Whatever it is you’re looking for, we can help you with our Energy tariffs explained guide.
Will I get a smart meter if I switch suppliers?
Maybe. It depends on where your chosen supplier is with their smart meter roll-out. In a government-led initiative, energy suppliers are required to install smart meters in all customers’ homes by 2020. By the end of 2017, over 11 million had been installed, with many more on the way.
Smart meters use a mobile signal to send data to your supplier, so you don’t have to submit a reading. The meter also sends energy usage information to an in-home display. The idea is that this real-time information about how much gas and electricity you use will help save energy and money.
Find out more about the smart meter roll-out and what it means for you in our guide to smart meters.
Can I switch suppliers if I have solar panels?
Yes. Having solar panels shouldn’t stop anyone from switching energy supplier.
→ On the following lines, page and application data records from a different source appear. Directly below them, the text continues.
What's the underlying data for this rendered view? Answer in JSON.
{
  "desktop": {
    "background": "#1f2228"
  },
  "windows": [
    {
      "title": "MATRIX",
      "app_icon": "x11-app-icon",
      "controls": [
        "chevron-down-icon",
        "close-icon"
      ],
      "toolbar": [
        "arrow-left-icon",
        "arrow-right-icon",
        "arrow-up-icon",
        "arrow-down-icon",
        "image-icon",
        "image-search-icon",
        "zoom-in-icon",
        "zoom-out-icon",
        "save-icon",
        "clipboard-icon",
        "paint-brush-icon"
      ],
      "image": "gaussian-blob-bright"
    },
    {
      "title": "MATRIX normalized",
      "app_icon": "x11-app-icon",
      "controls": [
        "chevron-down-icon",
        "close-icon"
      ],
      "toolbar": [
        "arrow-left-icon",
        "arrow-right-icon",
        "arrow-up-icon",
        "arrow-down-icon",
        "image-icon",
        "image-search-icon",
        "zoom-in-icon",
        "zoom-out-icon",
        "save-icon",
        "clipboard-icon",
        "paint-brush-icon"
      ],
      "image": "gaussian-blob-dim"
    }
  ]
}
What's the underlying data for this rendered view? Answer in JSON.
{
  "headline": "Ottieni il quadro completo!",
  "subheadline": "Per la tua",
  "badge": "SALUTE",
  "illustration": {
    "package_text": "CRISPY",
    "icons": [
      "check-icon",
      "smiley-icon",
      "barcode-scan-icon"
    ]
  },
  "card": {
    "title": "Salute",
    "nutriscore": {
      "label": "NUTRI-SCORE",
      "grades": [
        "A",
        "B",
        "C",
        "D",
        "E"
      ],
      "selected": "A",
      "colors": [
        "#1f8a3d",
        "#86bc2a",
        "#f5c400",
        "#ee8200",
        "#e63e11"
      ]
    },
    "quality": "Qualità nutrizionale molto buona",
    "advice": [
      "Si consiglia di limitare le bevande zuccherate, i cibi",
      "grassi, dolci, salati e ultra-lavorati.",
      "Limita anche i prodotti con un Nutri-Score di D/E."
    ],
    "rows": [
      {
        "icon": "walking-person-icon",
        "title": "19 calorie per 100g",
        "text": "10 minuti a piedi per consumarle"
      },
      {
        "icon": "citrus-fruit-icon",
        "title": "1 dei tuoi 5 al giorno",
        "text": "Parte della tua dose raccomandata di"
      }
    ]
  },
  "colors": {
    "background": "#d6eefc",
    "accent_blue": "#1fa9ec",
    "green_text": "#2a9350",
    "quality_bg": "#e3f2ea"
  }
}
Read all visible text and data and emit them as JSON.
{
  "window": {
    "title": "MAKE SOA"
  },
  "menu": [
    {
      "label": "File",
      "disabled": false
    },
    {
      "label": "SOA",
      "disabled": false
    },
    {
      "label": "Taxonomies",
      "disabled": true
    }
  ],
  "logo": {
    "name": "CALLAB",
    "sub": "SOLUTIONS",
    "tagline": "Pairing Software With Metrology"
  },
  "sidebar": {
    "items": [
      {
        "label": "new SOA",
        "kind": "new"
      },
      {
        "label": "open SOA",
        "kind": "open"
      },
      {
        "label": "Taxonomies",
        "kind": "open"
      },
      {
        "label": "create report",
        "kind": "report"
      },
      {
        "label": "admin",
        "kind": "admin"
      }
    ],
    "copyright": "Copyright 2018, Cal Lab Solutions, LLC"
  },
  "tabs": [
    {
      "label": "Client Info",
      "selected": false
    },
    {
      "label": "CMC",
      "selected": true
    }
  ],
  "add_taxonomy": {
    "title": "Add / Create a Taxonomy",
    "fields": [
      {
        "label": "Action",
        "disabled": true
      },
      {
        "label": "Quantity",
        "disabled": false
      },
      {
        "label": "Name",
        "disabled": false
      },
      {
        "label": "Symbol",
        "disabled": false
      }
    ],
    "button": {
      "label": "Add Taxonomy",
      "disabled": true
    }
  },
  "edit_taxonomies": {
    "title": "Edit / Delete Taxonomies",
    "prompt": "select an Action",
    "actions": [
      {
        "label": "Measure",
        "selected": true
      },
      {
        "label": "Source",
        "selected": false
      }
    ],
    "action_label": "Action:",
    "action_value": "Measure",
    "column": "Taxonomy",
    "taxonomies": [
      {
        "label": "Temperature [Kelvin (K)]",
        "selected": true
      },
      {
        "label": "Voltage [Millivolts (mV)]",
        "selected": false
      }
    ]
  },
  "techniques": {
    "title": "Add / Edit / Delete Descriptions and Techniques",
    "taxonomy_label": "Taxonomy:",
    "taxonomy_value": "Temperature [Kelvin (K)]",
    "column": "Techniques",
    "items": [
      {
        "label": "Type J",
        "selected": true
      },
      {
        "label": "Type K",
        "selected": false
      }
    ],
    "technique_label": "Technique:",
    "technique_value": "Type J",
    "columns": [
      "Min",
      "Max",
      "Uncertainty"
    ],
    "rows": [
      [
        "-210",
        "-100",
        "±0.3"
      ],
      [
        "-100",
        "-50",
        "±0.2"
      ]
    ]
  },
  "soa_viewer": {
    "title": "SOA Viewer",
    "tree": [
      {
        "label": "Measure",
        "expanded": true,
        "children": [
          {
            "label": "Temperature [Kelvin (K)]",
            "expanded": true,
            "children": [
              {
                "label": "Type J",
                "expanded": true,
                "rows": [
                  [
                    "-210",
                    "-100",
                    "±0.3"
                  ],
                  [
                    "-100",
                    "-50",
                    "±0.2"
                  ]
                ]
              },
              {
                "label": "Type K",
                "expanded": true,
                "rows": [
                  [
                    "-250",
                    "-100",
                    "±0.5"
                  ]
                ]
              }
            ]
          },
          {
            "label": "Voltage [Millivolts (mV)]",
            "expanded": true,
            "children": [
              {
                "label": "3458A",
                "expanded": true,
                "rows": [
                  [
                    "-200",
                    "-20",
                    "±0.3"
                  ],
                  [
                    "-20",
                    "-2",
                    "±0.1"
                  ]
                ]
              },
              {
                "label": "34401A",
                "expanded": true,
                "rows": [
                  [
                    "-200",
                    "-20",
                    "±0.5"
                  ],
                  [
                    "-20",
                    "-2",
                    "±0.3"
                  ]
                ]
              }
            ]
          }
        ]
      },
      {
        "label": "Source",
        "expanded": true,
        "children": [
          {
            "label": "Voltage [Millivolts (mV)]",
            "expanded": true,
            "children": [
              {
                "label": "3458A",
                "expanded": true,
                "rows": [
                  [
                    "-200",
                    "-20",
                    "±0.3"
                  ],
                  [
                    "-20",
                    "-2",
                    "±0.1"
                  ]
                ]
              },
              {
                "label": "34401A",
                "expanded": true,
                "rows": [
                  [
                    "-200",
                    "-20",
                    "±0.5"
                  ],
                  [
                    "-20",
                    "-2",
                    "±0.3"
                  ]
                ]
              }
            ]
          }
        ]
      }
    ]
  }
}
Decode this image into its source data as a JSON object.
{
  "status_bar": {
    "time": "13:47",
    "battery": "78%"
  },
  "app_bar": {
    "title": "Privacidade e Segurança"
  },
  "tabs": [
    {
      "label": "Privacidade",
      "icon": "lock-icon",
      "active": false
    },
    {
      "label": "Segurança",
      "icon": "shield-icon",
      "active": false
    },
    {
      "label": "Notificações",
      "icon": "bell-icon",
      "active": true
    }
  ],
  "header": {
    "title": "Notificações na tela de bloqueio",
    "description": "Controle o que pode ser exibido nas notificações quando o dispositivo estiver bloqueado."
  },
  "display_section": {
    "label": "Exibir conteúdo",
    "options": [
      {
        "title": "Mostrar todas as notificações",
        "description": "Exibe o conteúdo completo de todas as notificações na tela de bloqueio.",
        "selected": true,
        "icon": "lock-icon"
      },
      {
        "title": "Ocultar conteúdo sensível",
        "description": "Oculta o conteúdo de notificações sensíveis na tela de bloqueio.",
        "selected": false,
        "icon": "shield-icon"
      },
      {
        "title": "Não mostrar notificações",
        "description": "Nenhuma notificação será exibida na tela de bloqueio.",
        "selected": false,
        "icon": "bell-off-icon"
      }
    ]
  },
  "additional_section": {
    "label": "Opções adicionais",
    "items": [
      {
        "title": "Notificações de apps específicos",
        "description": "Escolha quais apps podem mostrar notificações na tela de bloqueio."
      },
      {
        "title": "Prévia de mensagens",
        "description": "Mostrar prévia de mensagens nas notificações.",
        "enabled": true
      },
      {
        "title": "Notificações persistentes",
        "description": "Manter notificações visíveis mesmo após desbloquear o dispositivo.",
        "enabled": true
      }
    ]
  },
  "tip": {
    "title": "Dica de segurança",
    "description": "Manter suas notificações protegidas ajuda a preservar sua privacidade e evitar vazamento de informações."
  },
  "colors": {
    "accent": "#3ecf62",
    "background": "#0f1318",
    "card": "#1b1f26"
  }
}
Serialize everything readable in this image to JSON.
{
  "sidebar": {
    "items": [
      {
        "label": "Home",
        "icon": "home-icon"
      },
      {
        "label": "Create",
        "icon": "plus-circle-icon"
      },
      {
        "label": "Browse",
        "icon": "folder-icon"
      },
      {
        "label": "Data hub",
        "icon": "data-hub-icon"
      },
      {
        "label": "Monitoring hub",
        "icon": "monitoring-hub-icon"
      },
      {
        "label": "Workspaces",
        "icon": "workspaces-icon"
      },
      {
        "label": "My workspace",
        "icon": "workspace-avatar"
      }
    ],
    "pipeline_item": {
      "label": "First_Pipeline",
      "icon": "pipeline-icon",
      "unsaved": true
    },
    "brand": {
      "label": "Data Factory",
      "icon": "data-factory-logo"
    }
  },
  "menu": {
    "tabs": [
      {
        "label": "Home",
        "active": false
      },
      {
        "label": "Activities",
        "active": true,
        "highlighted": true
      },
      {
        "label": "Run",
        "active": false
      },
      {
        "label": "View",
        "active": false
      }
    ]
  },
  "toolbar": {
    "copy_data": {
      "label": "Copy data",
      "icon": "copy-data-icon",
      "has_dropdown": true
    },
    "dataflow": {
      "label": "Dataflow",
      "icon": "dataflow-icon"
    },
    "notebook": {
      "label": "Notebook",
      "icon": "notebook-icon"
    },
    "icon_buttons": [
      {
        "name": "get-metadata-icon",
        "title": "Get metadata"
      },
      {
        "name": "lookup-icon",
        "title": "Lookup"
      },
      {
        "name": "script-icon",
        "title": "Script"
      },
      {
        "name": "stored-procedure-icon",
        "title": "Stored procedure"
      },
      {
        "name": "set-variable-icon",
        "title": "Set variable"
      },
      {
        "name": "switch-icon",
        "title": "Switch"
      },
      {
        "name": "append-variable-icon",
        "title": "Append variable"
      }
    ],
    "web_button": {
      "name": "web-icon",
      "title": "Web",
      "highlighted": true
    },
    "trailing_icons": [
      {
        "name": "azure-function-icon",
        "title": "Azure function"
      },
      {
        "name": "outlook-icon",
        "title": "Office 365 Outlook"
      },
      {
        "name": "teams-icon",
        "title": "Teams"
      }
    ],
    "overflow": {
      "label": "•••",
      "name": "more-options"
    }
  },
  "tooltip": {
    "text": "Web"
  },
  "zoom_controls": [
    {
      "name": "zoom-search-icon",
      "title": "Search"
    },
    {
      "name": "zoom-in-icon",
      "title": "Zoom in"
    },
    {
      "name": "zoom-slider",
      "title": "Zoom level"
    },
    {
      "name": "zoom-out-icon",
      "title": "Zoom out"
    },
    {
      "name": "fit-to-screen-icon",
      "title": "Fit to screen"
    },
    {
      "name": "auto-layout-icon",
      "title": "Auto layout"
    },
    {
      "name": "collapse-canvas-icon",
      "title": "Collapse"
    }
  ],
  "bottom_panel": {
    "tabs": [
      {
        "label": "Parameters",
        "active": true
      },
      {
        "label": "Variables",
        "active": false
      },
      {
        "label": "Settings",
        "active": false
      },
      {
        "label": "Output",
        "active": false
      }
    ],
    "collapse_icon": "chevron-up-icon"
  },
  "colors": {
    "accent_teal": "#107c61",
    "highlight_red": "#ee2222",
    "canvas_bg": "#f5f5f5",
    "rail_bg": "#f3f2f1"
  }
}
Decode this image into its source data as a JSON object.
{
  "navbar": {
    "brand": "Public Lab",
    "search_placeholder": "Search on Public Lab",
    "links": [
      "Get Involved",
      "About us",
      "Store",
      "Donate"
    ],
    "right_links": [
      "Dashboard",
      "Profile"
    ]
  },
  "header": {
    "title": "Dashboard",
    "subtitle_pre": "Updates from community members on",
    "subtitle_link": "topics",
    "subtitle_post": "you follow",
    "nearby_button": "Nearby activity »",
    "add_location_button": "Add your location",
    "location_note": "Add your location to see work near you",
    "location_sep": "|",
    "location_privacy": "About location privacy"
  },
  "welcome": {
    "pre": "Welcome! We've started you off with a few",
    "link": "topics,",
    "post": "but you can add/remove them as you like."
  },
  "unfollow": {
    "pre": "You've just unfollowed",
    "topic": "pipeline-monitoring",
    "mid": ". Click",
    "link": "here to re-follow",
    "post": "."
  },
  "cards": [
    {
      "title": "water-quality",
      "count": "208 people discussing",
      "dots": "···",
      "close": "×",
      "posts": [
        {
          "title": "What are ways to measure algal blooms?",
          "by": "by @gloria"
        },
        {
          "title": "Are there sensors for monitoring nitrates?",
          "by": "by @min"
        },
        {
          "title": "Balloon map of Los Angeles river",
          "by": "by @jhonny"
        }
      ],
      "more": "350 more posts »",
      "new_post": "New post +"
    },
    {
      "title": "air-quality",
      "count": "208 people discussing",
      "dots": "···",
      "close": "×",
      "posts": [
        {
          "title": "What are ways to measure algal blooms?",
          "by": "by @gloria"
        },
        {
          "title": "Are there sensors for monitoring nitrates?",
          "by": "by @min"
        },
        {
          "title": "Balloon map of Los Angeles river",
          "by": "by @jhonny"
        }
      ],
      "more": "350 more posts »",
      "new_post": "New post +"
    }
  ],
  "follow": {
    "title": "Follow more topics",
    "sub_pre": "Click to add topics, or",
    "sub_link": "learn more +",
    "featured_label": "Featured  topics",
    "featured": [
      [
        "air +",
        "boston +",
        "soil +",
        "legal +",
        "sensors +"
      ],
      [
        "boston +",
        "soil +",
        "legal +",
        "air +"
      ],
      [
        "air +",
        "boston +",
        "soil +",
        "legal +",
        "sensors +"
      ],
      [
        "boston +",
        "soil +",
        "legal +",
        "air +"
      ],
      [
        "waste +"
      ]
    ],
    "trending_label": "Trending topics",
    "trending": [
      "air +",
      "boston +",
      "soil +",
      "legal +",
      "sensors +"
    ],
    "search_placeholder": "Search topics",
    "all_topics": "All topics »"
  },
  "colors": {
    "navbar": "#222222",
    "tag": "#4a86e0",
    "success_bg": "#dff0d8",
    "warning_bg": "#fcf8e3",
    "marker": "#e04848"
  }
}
If you generate your own energy through solar panels, you’ll get money back under what’s known as the feed-in-tariff (FIT) scheme. The amount of money you get for your energy is set by Ofgem and you’ll get payments for generating the energy you use, as well as for the excess energy you sell back to the National Grid. The payments themselves are made by a FIT licensee. By law, all of the Big Six energy suppliers (British Gas, E.ON, EDF, npower, Scottish Power and SSE) are licensees, and most other energy suppliers are too.
The supplier who makes your FIT payments doesn’t have to be the same one that you buy energy from and you are free to switch. If you want to, you can also switch your FIT licensee, provided you have a new one ready to take you on.
Can I switch to a renewable energy supplier for my electricity?
Yes. It’s entirely your choice which supplier you switch to.
Renewable energy is booming the UK, and it accounted for 50% of energy generation capacity around the world in 2016.
Some energy firms source 100% of their energy from renewables, such as wind or sunlight. Others offer a mix of green energy and energy from traditional fossil fuel sources. The terms and conditions should give you a breakdown of what comes from where.
Renewable energy could cost more, so isn’t always realistic if you’re on a really tight budget. As an alternative, consider paperless billing instead or look for suppliers that invest money in environmental projects.